------ MATERIAL SHOWN
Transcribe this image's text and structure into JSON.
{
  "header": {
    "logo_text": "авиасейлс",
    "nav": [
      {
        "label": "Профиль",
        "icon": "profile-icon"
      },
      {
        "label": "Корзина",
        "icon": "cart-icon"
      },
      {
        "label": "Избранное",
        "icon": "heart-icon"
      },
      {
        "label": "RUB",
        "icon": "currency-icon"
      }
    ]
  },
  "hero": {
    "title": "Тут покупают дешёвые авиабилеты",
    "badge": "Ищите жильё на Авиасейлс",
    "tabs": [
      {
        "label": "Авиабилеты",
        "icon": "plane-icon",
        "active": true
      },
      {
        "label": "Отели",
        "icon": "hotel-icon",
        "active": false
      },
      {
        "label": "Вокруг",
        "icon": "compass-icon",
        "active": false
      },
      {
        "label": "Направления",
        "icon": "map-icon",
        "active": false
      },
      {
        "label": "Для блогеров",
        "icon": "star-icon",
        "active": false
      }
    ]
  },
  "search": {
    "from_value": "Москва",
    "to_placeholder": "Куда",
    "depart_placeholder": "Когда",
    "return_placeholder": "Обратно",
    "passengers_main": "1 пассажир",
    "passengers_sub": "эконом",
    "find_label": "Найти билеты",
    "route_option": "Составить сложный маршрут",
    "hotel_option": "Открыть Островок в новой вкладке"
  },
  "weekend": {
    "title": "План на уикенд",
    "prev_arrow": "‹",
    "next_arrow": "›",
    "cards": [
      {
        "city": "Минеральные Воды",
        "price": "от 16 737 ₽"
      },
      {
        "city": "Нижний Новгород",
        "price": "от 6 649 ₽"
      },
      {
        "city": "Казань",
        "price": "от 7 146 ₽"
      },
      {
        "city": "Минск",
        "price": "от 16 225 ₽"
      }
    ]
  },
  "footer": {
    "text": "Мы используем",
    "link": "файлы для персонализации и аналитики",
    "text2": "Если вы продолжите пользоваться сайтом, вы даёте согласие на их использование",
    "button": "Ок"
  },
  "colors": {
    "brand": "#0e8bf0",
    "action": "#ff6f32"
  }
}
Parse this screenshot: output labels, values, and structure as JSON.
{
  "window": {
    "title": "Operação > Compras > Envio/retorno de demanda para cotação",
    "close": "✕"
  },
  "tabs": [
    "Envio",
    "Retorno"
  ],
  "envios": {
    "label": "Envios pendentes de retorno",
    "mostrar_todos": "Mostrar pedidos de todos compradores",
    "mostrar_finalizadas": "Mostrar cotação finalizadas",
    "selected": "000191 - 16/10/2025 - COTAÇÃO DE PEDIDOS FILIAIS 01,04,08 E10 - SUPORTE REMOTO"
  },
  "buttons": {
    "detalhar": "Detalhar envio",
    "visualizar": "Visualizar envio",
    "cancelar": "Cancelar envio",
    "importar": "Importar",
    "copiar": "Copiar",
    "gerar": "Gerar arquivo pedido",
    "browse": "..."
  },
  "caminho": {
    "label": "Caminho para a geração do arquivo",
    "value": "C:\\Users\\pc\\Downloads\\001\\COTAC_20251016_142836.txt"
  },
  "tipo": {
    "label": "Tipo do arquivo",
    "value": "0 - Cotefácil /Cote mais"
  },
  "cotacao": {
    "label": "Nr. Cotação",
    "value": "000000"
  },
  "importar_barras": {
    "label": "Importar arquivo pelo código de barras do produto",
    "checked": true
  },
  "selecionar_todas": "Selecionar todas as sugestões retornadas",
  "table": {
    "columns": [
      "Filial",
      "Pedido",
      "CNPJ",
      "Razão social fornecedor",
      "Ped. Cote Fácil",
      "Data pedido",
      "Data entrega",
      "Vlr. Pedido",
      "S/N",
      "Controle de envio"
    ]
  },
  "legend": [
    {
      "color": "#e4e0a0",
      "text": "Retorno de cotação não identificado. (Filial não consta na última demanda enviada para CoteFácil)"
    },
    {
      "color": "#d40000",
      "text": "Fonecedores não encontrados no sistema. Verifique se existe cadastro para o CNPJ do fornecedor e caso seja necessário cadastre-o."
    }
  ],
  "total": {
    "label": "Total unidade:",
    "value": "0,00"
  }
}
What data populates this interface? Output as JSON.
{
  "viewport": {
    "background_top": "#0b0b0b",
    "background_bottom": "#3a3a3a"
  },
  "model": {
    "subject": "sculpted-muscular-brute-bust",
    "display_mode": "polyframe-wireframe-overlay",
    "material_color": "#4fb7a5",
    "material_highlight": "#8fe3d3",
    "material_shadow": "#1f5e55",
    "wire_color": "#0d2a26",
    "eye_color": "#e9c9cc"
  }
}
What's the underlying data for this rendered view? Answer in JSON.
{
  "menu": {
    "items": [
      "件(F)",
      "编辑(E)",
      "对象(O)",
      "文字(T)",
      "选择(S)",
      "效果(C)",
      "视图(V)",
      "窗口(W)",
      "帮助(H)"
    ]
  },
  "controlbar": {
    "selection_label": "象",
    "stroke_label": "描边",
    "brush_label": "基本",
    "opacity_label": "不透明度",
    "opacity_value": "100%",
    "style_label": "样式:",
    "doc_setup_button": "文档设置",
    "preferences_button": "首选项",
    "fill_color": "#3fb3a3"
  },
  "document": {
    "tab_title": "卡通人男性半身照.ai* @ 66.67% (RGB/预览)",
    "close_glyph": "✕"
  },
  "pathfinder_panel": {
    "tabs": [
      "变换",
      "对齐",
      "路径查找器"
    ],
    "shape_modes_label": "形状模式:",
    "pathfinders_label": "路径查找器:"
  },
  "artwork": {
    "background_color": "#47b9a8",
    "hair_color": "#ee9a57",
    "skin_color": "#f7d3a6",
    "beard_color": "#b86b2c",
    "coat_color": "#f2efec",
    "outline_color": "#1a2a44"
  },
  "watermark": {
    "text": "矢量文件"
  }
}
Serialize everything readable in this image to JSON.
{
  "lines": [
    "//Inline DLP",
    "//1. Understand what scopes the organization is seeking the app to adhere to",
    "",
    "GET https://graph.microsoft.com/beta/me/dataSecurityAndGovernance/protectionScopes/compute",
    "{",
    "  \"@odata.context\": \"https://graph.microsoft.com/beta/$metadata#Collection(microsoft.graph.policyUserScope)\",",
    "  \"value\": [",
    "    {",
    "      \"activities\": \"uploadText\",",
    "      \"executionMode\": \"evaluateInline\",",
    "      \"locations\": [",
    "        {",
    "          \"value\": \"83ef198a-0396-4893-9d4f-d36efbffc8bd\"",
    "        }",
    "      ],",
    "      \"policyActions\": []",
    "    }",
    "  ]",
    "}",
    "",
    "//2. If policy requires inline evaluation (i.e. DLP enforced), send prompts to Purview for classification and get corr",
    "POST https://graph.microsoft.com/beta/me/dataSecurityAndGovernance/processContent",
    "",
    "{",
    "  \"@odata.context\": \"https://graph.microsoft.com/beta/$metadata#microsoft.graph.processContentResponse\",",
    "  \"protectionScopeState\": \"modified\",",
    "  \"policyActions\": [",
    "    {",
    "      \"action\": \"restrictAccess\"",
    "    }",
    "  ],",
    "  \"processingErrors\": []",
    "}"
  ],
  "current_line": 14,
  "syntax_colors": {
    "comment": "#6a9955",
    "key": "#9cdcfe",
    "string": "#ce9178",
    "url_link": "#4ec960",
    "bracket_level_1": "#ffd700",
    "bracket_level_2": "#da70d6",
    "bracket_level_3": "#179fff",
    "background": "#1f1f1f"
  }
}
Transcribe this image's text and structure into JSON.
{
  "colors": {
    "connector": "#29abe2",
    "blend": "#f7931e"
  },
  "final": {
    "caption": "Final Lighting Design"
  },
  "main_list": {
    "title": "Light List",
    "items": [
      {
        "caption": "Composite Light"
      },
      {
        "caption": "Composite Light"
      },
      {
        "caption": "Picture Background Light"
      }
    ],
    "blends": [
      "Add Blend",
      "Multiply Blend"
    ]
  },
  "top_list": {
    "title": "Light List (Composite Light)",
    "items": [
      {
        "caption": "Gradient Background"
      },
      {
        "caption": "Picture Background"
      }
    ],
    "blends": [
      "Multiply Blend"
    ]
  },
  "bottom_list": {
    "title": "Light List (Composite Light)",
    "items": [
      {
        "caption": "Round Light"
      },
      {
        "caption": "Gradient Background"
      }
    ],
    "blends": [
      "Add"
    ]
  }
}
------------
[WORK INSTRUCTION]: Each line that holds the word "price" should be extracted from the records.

[ANSWER BOX]:
        "price": "от 16 737 ₽"
        "price": "от 6 649 ₽"
        "price": "от 7 146 ₽"
        "price": "от 16 225 ₽"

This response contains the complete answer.